Down in San Fransisco, I met a man, who identified as gay, who asked me whether I was a democrat or a republican in conviction. I told him that I was a bit of both and that I was Canadian, but I couldn’t explain further, because he started singing the praises of Prime Minister Trudeau, and then his subway took off. Anyways, he probably wouldn’t have liked to know that if I had the chance I would have told him about Jesus.
I have hardly voted in my lifetime. This doesn’t mean I don’t honour my governments, it’s just that I am too busy to vote. I have dedicated my life to the preaching of the gospel, and the teaching of the Word of God in this culture. I often include political leaders in evening prayers in worship. I have a number of informed as well as more very uninformed political thoughts. But I also believe that since Jesus is Lord, His authority speaks to politicians as well as everyone else. And when He speaks, He speaks through His Word.
We have a lot of growing clarity on very particular issues due to the abundance of discussion in the modern day church. Sexuality is hotly debated in our age. The issue of murder in the act of abortion is hotly debated in our age. Certain godly preachers feel comfortable bringing the Word of God to bear on these hot-button issues. They feel a duty from Scripture to call Christians to greater faithfulness, and unbelievers to faith in Jesus Christ where they will find the newness of the Christian life.

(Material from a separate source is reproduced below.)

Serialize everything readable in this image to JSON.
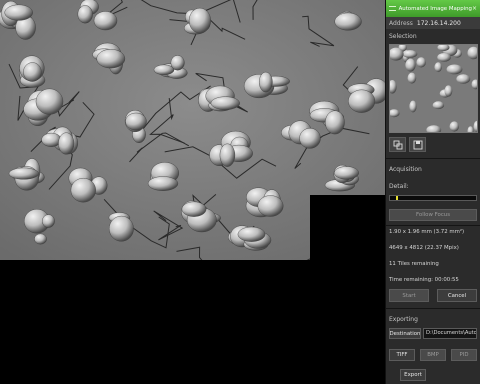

But when we turn to economics, somehow a comment on socialism or crony capitalism is claimed to be involvement in partisan politics, bringing lack of clarity and being highly tangential to the topic of the 8th commandment. But God does speak to economics, as well as the involvement of the government in economics. Yes, we are called to pray for our governments and honour them. We are called to render to Caesar what is his. But this does not mean that God’s Word does not speak to Caesar when he is robbing the poor.
I appreciated a comment from a friend that the government should rarely be mentioned in a sermon. It’s true. It can become a hobby-horse that distracts from the preaching of the gospel. And ultimately, life consists of a lot more than government. Government exists to put themselves out of business. But should a sermon on the 8th commandment involve no respectful criticism of government involvement in the financial affairs of our country? Many pastors definitely feel comfortable in encouraging their congregations to honour government authority in sermons on the 5th commandment. Yes, it must be clear, productive, and edifying to the hearers, as all things must be… And every preacher can grow in care with the Scriptures as well as clarity when presenting them. But they must still preach the 8th commandment and apply it to the 21st century.
For example, the Proverbs of Solomon present the way of life and the way of folly, including in financial matters. Lets say an MP or an MPP is sitting in the pew (which is becoming more common thing in CanRC and FRC churches between MP Arnold Vierssen, as well as MPP Sam Ooosterhoff and MPP Will Bouma). As Christian men who come to Church from Sunday to Sunday, they will also sit under the preaching and teaching of the Word. And they too, like the preacher himself, will need to apply this path of life rather than the path of folly to their lives. And so the Word of God must have something to say to financial matters as well.
Ministers must avoid partisan politics. They must be cautious in their application of the Word. They must listen to thoughtful responses to their applications. But they also must speak the truth of God’s Word to those in their congregation. They must fearlessly preach the truth of God’s Word about abortion and same-sex marriage… and stealing. It is their duty before both God therefore before men. If men of all sorts (whether politicians or bankers or blue-collar workers) do not know their unrighteousness, how are they supposed to come to know the righteousness of God as revealed in Jesus Christ? And so, Pastors should not fear men, but God alone.